*Exercise aim*: A single number is the whole answer: how many lines in this listing contain "header".

++++ Records to process ++++

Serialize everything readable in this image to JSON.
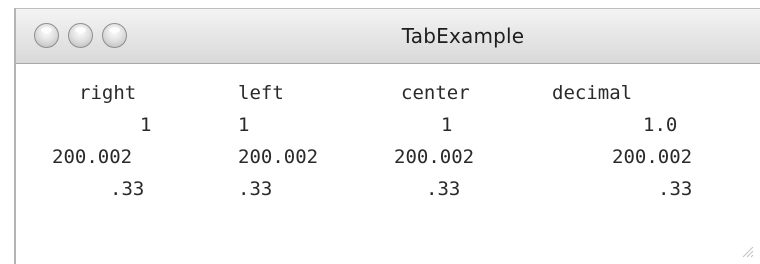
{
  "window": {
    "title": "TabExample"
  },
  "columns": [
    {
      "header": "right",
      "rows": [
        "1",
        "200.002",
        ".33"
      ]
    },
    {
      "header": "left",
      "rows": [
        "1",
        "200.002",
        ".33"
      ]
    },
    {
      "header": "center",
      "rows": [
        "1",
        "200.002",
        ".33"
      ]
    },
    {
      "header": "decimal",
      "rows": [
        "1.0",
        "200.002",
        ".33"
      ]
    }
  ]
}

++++

*Task response*: 4